§ **What this task involves**
Your reply should be only the number of lines in the records that contain the word "expiry".

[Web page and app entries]
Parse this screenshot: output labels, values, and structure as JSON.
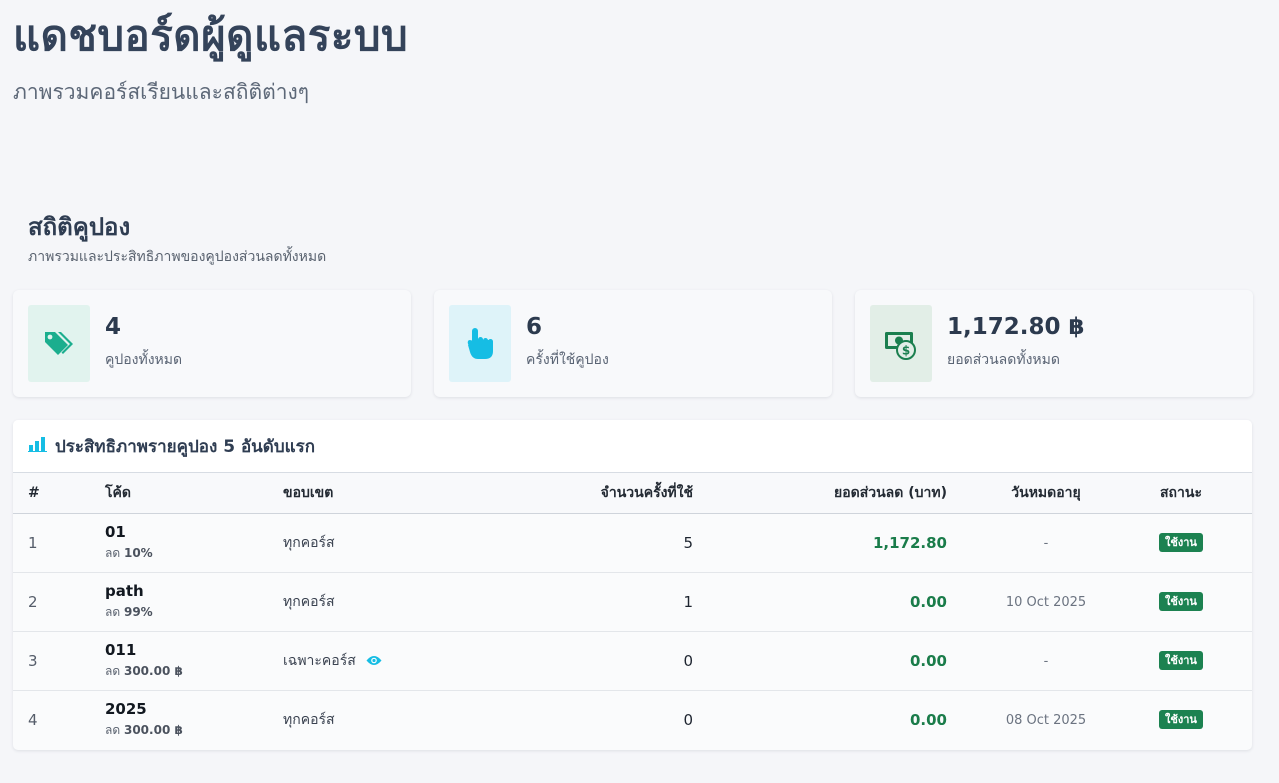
{
  "page": {
    "title": "แดชบอร์ดผู้ดูแลระบบ",
    "subtitle": "ภาพรวมคอร์สเรียนและสถิติต่างๆ"
  },
  "coupon_section": {
    "title": "สถิติคูปอง",
    "subtitle": "ภาพรวมและประสิทธิภาพของคูปองส่วนลดทั้งหมด"
  },
  "stats": [
    {
      "value": "4",
      "label": "คูปองทั้งหมด",
      "icon": "tags-icon",
      "icon_color": "#1bae8e",
      "icon_bg": "#e1f3ee"
    },
    {
      "value": "6",
      "label": "ครั้งที่ใช้คูปอง",
      "icon": "hand-pointer-icon",
      "icon_color": "#16bde4",
      "icon_bg": "#def3f9"
    },
    {
      "value": "1,172.80 ฿",
      "label": "ยอดส่วนลดทั้งหมด",
      "icon": "money-bill-icon",
      "icon_color": "#1b7f4f",
      "icon_bg": "#e2eee7"
    }
  ],
  "table": {
    "title": "ประสิทธิภาพรายคูปอง 5 อันดับแรก",
    "title_icon": "bar-chart-icon",
    "title_icon_color": "#16bde4",
    "headers": {
      "num": "#",
      "code": "โค้ด",
      "scope": "ขอบเขต",
      "uses": "จำนวนครั้งที่ใช้",
      "discount": "ยอดส่วนลด (บาท)",
      "expiry": "วันหมดอายุ",
      "status": "สถานะ"
    },
    "rows": [
      {
        "num": "1",
        "code": "01",
        "discount_prefix": "ลด",
        "discount_amount": "10%",
        "scope": "ทุกคอร์ส",
        "scope_icon": "",
        "uses": "5",
        "total_discount": "1,172.80",
        "expiry": "-",
        "status": "ใช้งาน"
      },
      {
        "num": "2",
        "code": "path",
        "discount_prefix": "ลด",
        "discount_amount": "99%",
        "scope": "ทุกคอร์ส",
        "scope_icon": "",
        "uses": "1",
        "total_discount": "0.00",
        "expiry": "10 Oct 2025",
        "status": "ใช้งาน"
      },
      {
        "num": "3",
        "code": "011",
        "discount_prefix": "ลด",
        "discount_amount": "300.00 ฿",
        "scope": "เฉพาะคอร์ส",
        "scope_icon": "eye-icon",
        "uses": "0",
        "total_discount": "0.00",
        "expiry": "-",
        "status": "ใช้งาน"
      },
      {
        "num": "4",
        "code": "2025",
        "discount_prefix": "ลด",
        "discount_amount": "300.00 ฿",
        "scope": "ทุกคอร์ส",
        "scope_icon": "",
        "uses": "0",
        "total_discount": "0.00",
        "expiry": "08 Oct 2025",
        "status": "ใช้งาน"
      }
    ]
  },
  "colors": {
    "accent_green": "#1c8251",
    "accent_cyan": "#16bde4"
  }
}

§ **Completed exercise**
5